Inspired by the aesthetic qualities of 1960’s New York Minimalism, I have been exploring non-representational repetitive pattern. Unlike Abstraction, Minimalism does not attempt to represent an outside reality, but instead focuses on medium and form, evoking an appreciation for the object itself, not what it represents. Within Minimalism I refined my interests to ‘non-industrial’ materials, choosing to work primarily in textiles. I have endeavoured to utilize the qualities of fabric, exaggerating, creases, textures and fraying. More recently I have made sculptural forms, choosing to cut, rip, drape, fold, and knot the fabric, to create objects rather than surfaces.
Scale and orientation significantly affects the perception of objects; it brings authority to the otherwise mundane. I wanted to occupy the space with a form that was accessible, but with repetitive construction, making use of the effect of gravity on the hanging to enhance the sense of scale. The purpose is to trigger a mental response in the viewer.
This final outcome blends together aspects from four key artists. Robert Ryman, known for his purely white paintings, influenced my colour choice. Agnus Martin’s delicately precise grids, inspired my use of fine muslin. I have imagined my grid as a kind of three dimensional, textile version of one of Martin’s works, bringing order to a pliable material.
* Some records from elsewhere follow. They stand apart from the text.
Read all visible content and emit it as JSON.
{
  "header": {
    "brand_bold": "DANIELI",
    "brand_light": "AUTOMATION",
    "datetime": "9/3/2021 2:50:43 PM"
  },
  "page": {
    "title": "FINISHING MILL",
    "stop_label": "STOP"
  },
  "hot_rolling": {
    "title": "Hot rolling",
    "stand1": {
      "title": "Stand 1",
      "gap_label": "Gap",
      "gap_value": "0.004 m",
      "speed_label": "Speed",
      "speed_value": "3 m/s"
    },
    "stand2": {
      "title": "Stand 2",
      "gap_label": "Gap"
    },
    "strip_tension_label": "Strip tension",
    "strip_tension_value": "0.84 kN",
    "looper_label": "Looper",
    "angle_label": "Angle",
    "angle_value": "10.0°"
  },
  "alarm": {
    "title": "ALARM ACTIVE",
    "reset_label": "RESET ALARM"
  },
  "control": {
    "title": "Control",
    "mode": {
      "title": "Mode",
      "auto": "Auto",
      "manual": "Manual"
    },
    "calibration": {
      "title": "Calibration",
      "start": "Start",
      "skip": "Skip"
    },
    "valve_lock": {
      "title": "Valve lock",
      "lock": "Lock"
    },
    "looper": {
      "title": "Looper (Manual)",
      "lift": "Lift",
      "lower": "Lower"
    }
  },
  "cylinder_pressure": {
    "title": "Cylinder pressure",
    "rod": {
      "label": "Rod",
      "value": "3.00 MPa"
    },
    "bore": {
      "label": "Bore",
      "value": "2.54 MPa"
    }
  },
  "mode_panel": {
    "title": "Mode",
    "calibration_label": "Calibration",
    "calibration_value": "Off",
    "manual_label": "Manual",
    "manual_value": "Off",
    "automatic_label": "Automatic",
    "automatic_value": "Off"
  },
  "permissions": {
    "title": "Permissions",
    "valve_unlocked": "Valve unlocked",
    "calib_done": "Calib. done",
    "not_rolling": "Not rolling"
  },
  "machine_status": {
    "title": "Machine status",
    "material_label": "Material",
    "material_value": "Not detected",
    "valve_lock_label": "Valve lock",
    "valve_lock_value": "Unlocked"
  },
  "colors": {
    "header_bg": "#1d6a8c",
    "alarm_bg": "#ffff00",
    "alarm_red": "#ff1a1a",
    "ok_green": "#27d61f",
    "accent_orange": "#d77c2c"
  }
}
Robert Morris and his draping felt works informed the hanging of my work. Eva Hesse’s relationship between ugliness and beauty prompted my decision to combine the order of the grid, with the raw edges of the ripped fabric. The grid was a prominent form within Minimalism, by employing it, within the context of these four artists, I intend that my outcome will be perceived as fitting comfortably alongside the work by which it was inspired.